Let’s look at one more example – a large hotel property. The guest experience is paramount and guests want to know that they can walk from the lobby to their room to the hotel gym and their web conferencing call or streaming TV show won’t drop. Wi-Fi 6 is ideal to give guests that strong bandwidth and consistent connectivity. At the same time, the hotel has installed “smart” solutions throughout the property; their lighting, security cameras and motion sensors are all connected to the internet via a 5G network that is ideal for indoor and outdoor coverage.

In most large enterprises and industries, Wi-Fi 6 and 5G will work together to seamlessly provide connectivity across a diverse set of needs such as the ones illustrated above. Wi-Fi 6 is used to connect many devices in the same location to a high-speed backbone, to deliver higher speeds per user than 5G, and to support bring your own device (BYOD) integrations. 5G, and particularly Private 5G networks deployed by an enterprise directly or via a service provider, does a great job outdoors and over larger distances. It is also less vulnerable to interference from other network signals and delivers greater network availability to businesses.

Wireless Technologies are Accelerating Business Transformation

Today, wireless technologies support both connectivity and digitization (Figure 2).

Figure 2. The Network for Connectivity and Digitalization

Cisco has an ecosystem of channel partners that span different industries globally and are ready to help enterprises analyze their needs, design wireless networking solutions, and deploy them as turnkey solutions or cloud services. We’re working with our partners and service providers to build highly scalable digital 5G service platforms that enterprises can control and use to consume services that have clear SLAs and edge environments that optimize network performance and cost. Onboarding devices should be simple. Integration with a secure access service edge (SASE) architecture should be seamless and scalable.
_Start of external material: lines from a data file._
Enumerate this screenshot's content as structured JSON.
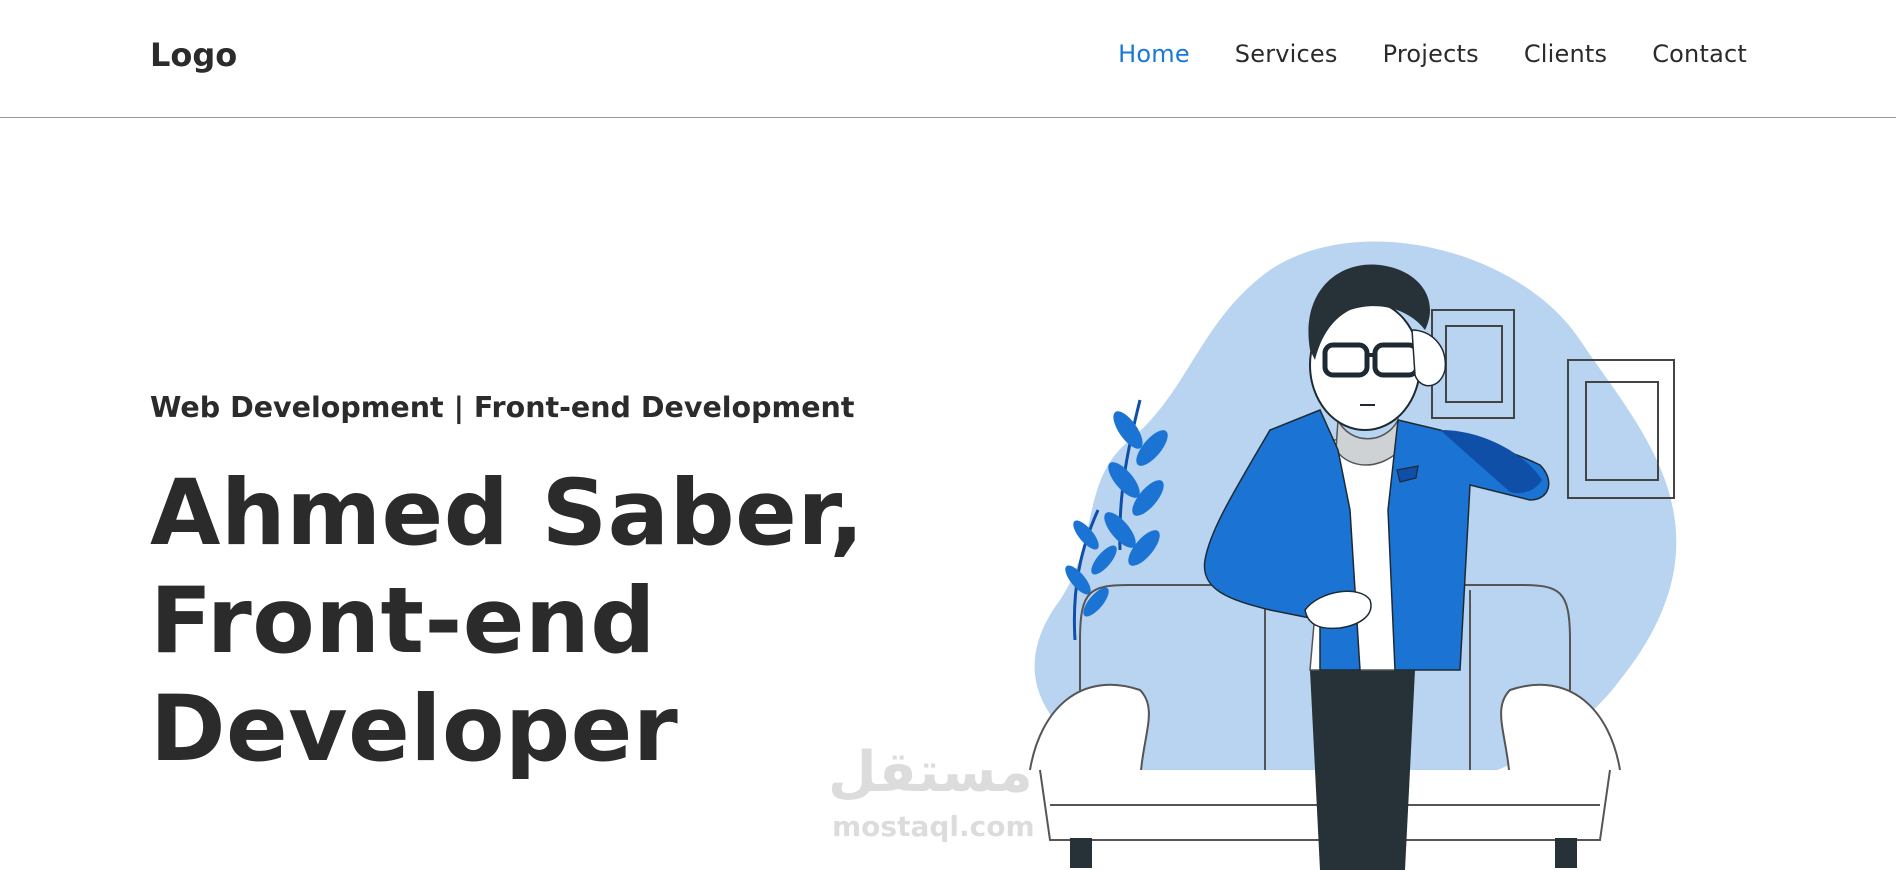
{
  "nav": {
    "logo": "Logo",
    "links": [
      {
        "label": "Home",
        "active": true
      },
      {
        "label": "Services",
        "active": false
      },
      {
        "label": "Projects",
        "active": false
      },
      {
        "label": "Clients",
        "active": false
      },
      {
        "label": "Contact",
        "active": false
      }
    ]
  },
  "hero": {
    "subtitle": "Web Development | Front-end Development",
    "headline_lines": [
      "Ahmed Saber,",
      "Front-end",
      "Developer"
    ]
  },
  "watermark": {
    "arabic": "مستقل",
    "latin": "mostaql.com"
  },
  "colors": {
    "accent": "#1a78d8",
    "text": "#2b2b2b",
    "blob": "#b8d4f1",
    "jacket": "#1b74d4",
    "jacket_dark": "#0f4fa8",
    "hair": "#263238"
  }
}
At Cisco we are building a bridge between 5G, Wi-Fi and the existing network infrastructure. These wireless technologies are not fragmented new islands, but rather a seamless part of wired and wireless access that will play a major role in the digitalization of businesses.


Greg Dorai

Senior Vice President & General Manager, Cisco Networking Experiences - Campus Connectivity

Networking Experiences